● **What you will do**
For the records below, print every one exactly, with nothing dropped.

*** Material provided ***

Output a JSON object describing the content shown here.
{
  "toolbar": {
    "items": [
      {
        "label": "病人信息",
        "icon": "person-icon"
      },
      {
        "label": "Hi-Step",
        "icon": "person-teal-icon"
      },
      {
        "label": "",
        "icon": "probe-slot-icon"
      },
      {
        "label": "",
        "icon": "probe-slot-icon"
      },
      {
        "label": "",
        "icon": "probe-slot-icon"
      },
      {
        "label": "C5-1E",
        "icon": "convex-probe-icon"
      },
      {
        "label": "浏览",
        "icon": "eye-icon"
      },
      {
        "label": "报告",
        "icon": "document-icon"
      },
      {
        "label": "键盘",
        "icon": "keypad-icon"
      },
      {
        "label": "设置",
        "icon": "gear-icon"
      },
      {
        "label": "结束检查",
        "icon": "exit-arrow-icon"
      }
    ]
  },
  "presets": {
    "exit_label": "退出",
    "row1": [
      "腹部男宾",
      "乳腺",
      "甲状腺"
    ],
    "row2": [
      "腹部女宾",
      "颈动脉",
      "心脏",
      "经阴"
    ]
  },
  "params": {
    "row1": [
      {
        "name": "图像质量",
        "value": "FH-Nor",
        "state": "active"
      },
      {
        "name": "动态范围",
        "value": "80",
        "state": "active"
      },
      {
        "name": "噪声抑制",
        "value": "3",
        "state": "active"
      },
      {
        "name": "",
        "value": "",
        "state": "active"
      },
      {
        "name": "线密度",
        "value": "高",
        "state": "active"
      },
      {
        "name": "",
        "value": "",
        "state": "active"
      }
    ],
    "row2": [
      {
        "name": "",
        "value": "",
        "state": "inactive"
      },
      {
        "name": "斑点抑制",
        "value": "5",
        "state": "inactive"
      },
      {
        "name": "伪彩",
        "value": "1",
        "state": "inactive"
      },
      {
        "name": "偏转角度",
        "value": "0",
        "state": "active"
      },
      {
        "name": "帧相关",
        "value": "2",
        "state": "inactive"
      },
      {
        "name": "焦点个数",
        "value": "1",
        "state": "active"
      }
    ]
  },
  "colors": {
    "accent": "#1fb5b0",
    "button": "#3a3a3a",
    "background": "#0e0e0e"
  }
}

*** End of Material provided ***

● **Written solution**
Output a JSON object describing the content shown here.
{
  "toolbar": {
    "items": [
      {
        "label": "病人信息",
        "icon": "person-icon"
      },
      {
        "label": "Hi-Step",
        "icon": "person-teal-icon"
      },
      {
        "label": "",
        "icon": "probe-slot-icon"
      },
      {
        "label": "",
        "icon": "probe-slot-icon"
      },
      {
        "label": "",
        "icon": "probe-slot-icon"
      },
      {
        "label": "C5-1E",
        "icon": "convex-probe-icon"
      },
      {
        "label": "浏览",
        "icon": "eye-icon"
      },
      {
        "label": "报告",
        "icon": "document-icon"
      },
      {
        "label": "键盘",
        "icon": "keypad-icon"
      },
      {
        "label": "设置",
        "icon": "gear-icon"
      },
      {
        "label": "结束检查",
        "icon": "exit-arrow-icon"
      }
    ]
  },
  "presets": {
    "exit_label": "退出",
    "row1": [
      "腹部男宾",
      "乳腺",
      "甲状腺"
    ],
    "row2": [
      "腹部女宾",
      "颈动脉",
      "心脏",
      "经阴"
    ]
  },
  "params": {
    "row1": [
      {
        "name": "图像质量",
        "value": "FH-Nor",
        "state": "active"
      },
      {
        "name": "动态范围",
        "value": "80",
        "state": "active"
      },
      {
        "name": "噪声抑制",
        "value": "3",
        "state": "active"
      },
      {
        "name": "",
        "value": "",
        "state": "active"
      },
      {
        "name": "线密度",
        "value": "高",
        "state": "active"
      },
      {
        "name": "",
        "value": "",
        "state": "active"
      }
    ],
    "row2": [
      {
        "name": "",
        "value": "",
        "state": "inactive"
      },
      {
        "name": "斑点抑制",
        "value": "5",
        "state": "inactive"
      },
      {
        "name": "伪彩",
        "value": "1",
        "state": "inactive"
      },
      {
        "name": "偏转角度",
        "value": "0",
        "state": "active"
      },
      {
        "name": "帧相关",
        "value": "2",
        "state": "inactive"
      },
      {
        "name": "焦点个数",
        "value": "1",
        "state": "active"
      }
    ]
  },
  "colors": {
    "accent": "#1fb5b0",
    "button": "#3a3a3a",
    "background": "#0e0e0e"
  }
}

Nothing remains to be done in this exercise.